As we wrote in the call published on “…feeding an ever-increasing population healthily and sustainably, providing the energy needed to propel the daily life of billions of people, generating the resources needed to guarantee equitable growth for everyone are grand world challenges that need to be tackled on a global scale.” We need to find a new balance between urban development, leading to a seemingly unstoppable race towards megacities and a more significant role for rural environments. The last scenes of the 2011 movie “Contagion” combine in a short sequence all the elements that we have learned to fear during these months: the violent appropriation of nature motivated by greed, rather than need; the indirect consequences of animal-to-human contact; the difficulty of tracing the “real” cause, and the consequential easiness to generate several blaming options; the unpreparedness of a global response; the many contradiction of our fully connected societies. When reality almost catches the fantasy of a screen-player, it is time to take those matters seriously. Our sixth theme will offer us an opportunity to bring about ideas, experiences, and energies able to provide insights with and design new solutions to overcome an unbalanced development between urban and rural communities.
All six themes can and should help us develop a Summit able to offer its contribution to the hard times that the world is experiencing. As we wrote, this can’t be done in isolation. It is, therefore, particularly important that we work to cross geographical, intellectual, and professional borders. This was, is, and always will be the spirit of the THA, and we are all looking forward to engaging with you during the 2020 Bologna Summit.
Chair, Department of Management
Professor of Technology and Innovation Management
University of Bologna, Italy
On 9th July 2020, during a webinar hosted by the Innovation Village italian online fair, Prof. Maurizio Sobrero, Bologna University, scientific Chair of the III International Triple Helix Summit; together with Prof. Pierluigi Rippa, Federico II University; chaired by Emanuele Fiore, CNR, THA board member; discussed the emerging Entrepreneurship & Innovation national and international challenges and opportunites in the after COVID-19 era.
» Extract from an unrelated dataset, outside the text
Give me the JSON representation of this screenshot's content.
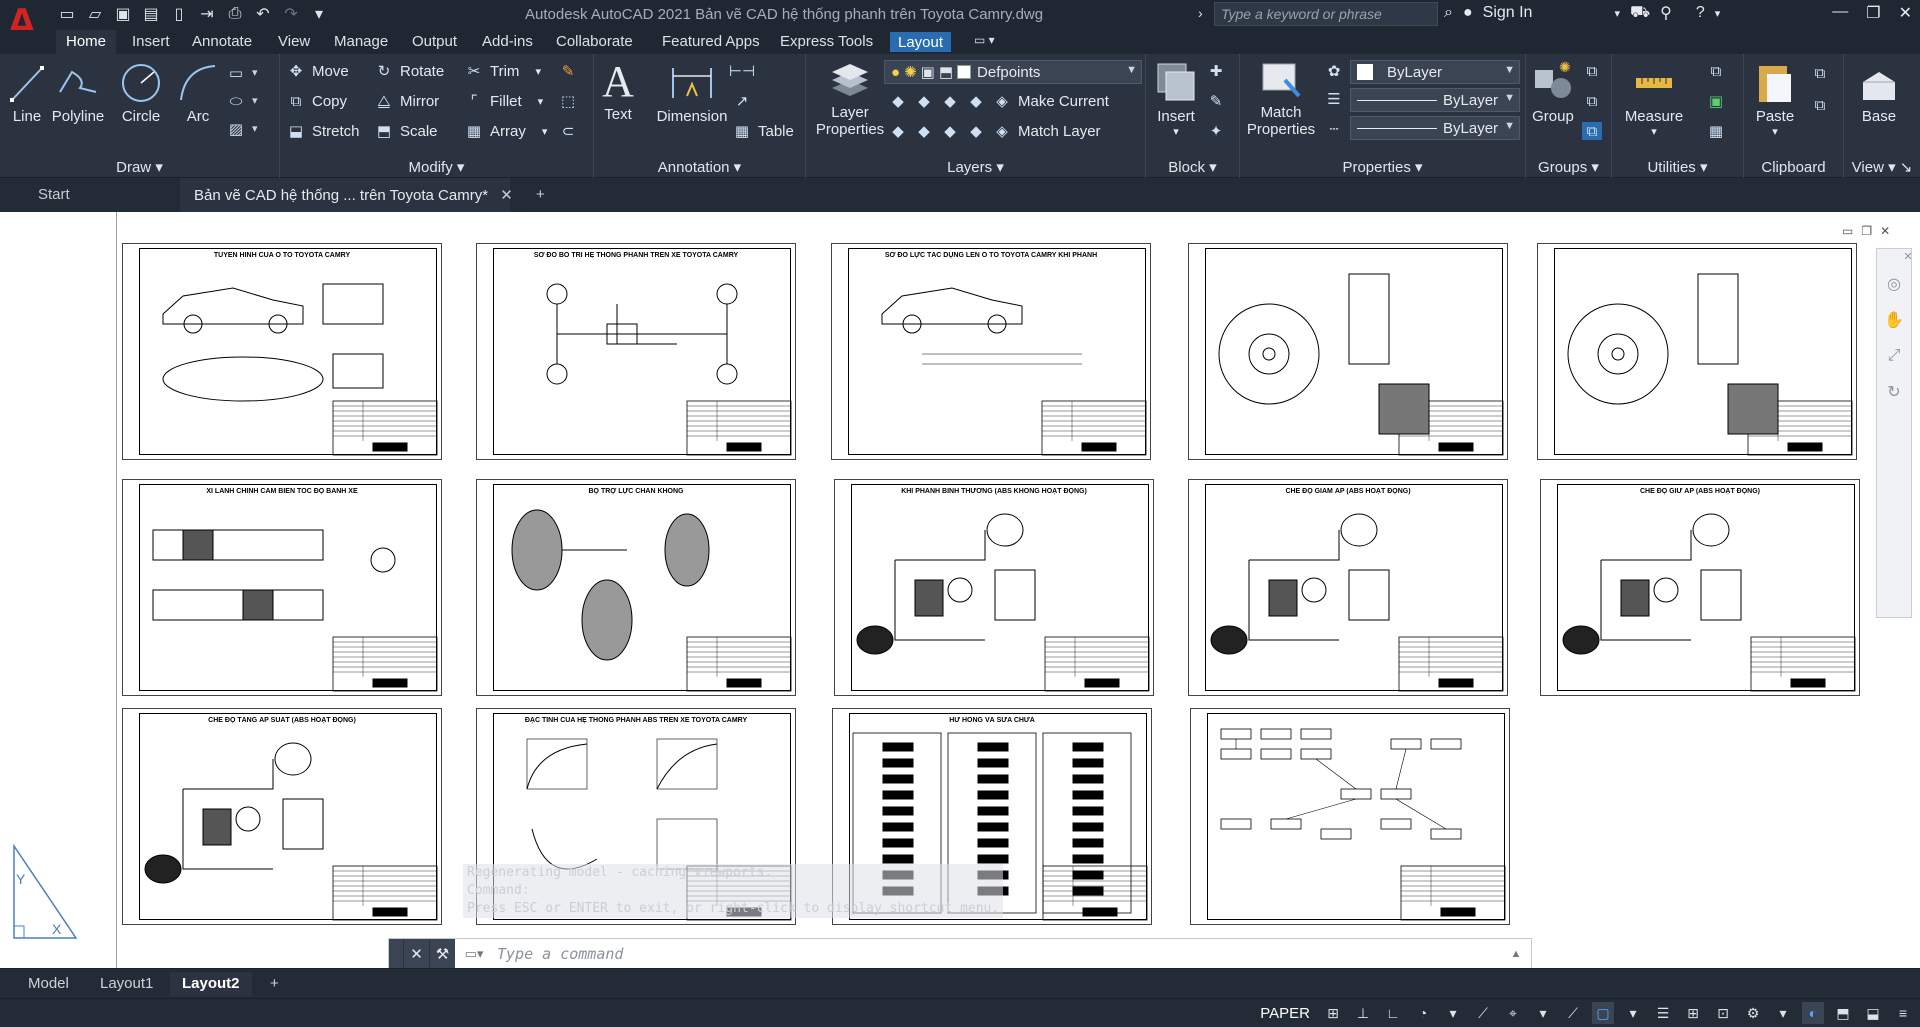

The webinar was intended to introduce the theme of the upcoming III International Triple Helix Summit, “Designing globally connected regional innovation ecosystems. Overcoming barriers and opening pathways”, where global leaders from academia, industry and policy will discuss how to build and grow regional innovative ecosystems to tackle world grand challenges!
Here the video-recording of the webinar (In Italian)